WHAT YOU HAVE TO DO: Look through the listing and locate every line containing the word "EuroMilhões"; copy those lines.
::: DATA FOR REVIEW
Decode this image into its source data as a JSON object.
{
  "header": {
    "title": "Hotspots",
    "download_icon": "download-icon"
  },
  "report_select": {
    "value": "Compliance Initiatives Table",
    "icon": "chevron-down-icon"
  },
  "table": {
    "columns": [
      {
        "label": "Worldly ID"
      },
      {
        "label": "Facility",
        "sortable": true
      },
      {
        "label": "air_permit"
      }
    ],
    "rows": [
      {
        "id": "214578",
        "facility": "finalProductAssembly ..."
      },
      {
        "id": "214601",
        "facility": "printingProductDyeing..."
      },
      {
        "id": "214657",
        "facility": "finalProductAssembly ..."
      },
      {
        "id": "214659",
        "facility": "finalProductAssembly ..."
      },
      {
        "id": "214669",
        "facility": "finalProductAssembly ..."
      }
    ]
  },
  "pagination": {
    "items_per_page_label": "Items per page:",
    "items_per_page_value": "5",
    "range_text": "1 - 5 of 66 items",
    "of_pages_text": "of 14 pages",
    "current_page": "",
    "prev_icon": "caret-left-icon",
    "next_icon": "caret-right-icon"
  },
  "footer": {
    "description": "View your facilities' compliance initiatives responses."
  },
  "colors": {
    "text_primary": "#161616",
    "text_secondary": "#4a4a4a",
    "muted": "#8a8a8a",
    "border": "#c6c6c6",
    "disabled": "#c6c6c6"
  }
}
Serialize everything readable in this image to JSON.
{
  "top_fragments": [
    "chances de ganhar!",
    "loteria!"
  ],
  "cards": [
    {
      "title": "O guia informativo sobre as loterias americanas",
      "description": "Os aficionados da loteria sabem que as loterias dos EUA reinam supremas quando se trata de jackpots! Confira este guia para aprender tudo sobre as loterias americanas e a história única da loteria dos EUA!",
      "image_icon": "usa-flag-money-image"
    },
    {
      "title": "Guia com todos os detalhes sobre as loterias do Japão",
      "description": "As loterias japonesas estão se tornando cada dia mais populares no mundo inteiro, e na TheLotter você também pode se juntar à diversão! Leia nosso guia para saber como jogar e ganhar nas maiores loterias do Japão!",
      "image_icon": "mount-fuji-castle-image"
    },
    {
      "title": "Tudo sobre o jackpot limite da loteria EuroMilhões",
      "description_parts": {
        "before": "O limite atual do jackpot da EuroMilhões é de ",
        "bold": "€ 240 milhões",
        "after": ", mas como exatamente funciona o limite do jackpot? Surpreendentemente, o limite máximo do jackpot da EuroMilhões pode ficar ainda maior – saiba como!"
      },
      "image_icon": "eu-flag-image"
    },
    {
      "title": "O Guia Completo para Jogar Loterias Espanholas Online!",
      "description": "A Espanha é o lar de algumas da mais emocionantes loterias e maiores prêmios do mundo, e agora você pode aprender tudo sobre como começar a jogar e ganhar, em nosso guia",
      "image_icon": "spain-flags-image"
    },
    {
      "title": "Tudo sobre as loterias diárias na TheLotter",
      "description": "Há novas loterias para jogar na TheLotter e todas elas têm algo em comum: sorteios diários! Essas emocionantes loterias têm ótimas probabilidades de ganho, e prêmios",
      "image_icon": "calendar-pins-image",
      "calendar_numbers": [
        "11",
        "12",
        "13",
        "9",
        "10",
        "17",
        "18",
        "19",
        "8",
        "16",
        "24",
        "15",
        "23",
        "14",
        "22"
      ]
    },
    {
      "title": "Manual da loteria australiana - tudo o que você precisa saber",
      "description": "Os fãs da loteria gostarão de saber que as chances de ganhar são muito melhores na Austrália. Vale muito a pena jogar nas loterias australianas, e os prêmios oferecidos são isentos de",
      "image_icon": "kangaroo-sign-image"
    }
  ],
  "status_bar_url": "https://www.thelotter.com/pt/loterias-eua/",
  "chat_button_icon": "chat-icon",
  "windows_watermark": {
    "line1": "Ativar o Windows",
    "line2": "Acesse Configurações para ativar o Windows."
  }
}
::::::
EXPECTED ANSWER:
      "title": "Tudo sobre o jackpot limite da loteria EuroMilhões",
        "before": "O limite atual do jackpot da EuroMilhões é de ",
        "after": ", mas como exatamente funciona o limite do jackpot? Surpreendentemente, o limite máximo do jackpot da EuroMilhões pode ficar ainda maior – saiba como!"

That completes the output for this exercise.